(YOUR ASSIGNMENT): Your task is to filter the entries and copy every line containing the string "JSON".

[Start of section]

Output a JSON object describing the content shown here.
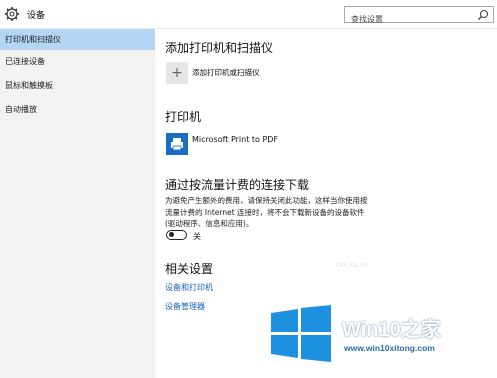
{
  "window": {
    "title": "设备",
    "search_placeholder": "查找设置"
  },
  "sidebar": {
    "items": [
      {
        "label": "打印机和扫描仪",
        "active": true
      },
      {
        "label": "已连接设备",
        "active": false
      },
      {
        "label": "鼠标和触摸板",
        "active": false
      },
      {
        "label": "自动播放",
        "active": false
      }
    ]
  },
  "main": {
    "section_printers_scanners": "添加打印机和扫描仪",
    "add_button_label": "添加打印机或扫描仪",
    "section_printers": "打印机",
    "printer_name": "Microsoft Print to PDF",
    "section_metered": "通过按流量计费的连接下载",
    "metered_description": "为避免产生额外的费用，请保持关闭此功能，这样当你使用按流量计费的 Internet 连接时，将不会下载新设备的设备软件(驱动程序、信息和应用)。",
    "toggle_state": "关",
    "toggle_on": false,
    "section_related": "相关设置",
    "link_devices_printers": "设备和打印机",
    "link_device_manager": "设备管理器"
  },
  "watermark": {
    "title": "Win10之家",
    "url": "www.win10xitong.com",
    "faint": "xxx.xx.xx"
  },
  "colors": {
    "sidebar_bg": "#f2f2f2",
    "active_item": "#b4d6f4",
    "link": "#1565c0",
    "printer_tile": "#1a6fc4",
    "windows_logo": "#1e90e0"
  }
}
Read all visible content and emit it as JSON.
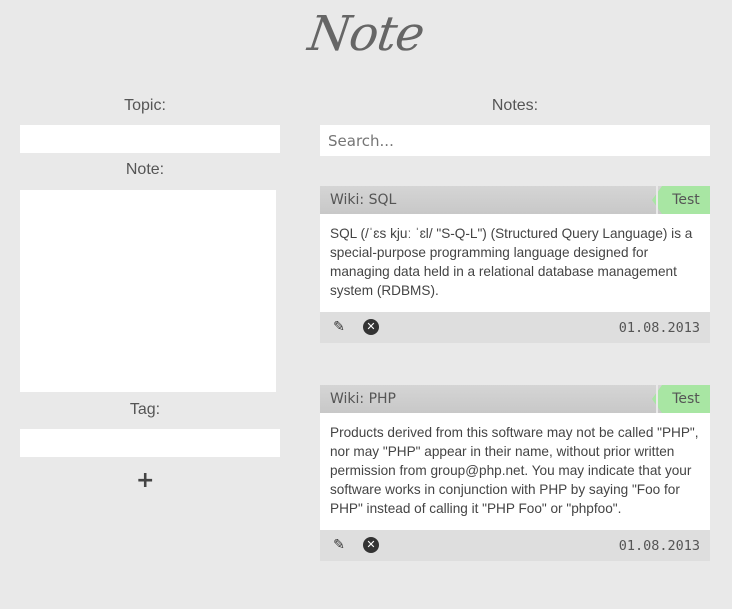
{
  "app": {
    "logo": "Note"
  },
  "form": {
    "topic_label": "Topic:",
    "topic_value": "",
    "note_label": "Note:",
    "note_value": "",
    "tag_label": "Tag:",
    "tag_value": "",
    "add_icon": "plus-icon"
  },
  "notes_panel": {
    "label": "Notes:",
    "search_placeholder": "Search..."
  },
  "notes": [
    {
      "title": "Wiki: SQL",
      "tag": "Test",
      "body": "SQL (/ˈɛs kjuː ˈɛl/ \"S-Q-L\") (Structured Query Language) is a special-purpose programming language designed for managing data held in a relational database management system (RDBMS).",
      "date": "01.08.2013",
      "edit_icon": "pencil-icon",
      "delete_icon": "close-circle-icon"
    },
    {
      "title": "Wiki: PHP",
      "tag": "Test",
      "body": "Products derived from this software may not be called \"PHP\", nor may \"PHP\" appear in their name, without prior written permission from group@php.net. You may indicate that your software works in conjunction with PHP by saying \"Foo for PHP\" instead of calling it \"PHP Foo\" or \"phpfoo\".",
      "date": "01.08.2013",
      "edit_icon": "pencil-icon",
      "delete_icon": "close-circle-icon"
    }
  ],
  "colors": {
    "background": "#e9e9e9",
    "card_header": "#cfcfcf",
    "tag": "#a8e6a3",
    "card_footer": "#dedede"
  }
}
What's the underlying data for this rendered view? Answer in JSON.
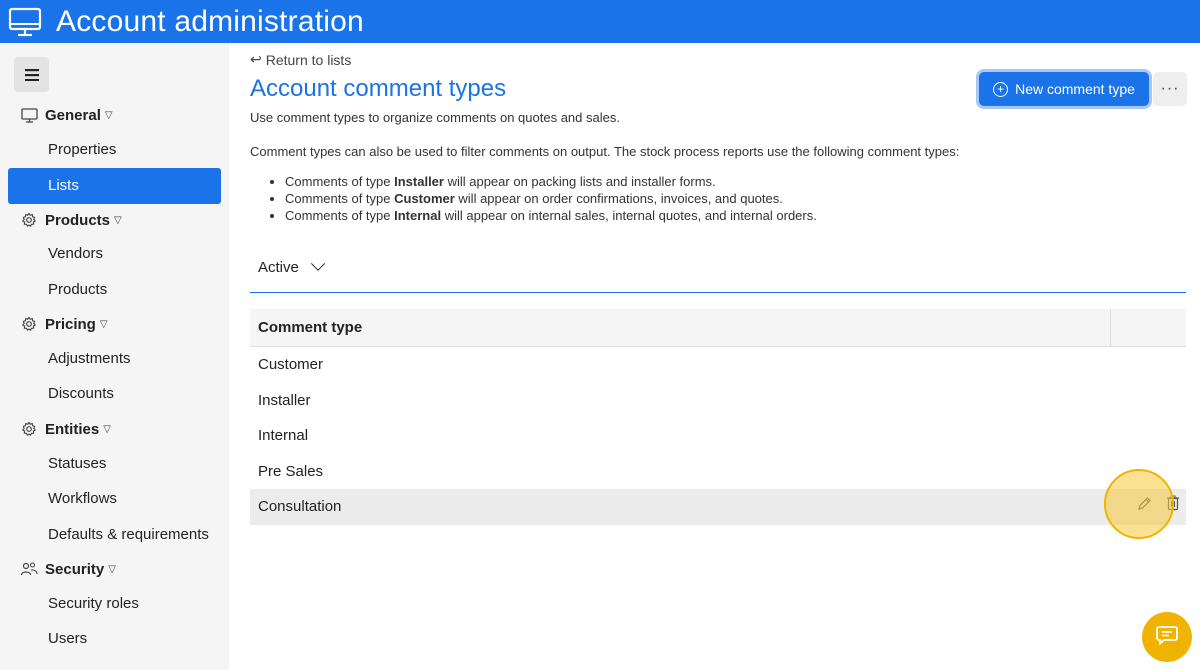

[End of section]

(THE ANSWER):
Output a JSON object describing the content shown here.
Read all visible content and emit it as JSON.
What's the underlying data for this rendered view? Answer in JSON.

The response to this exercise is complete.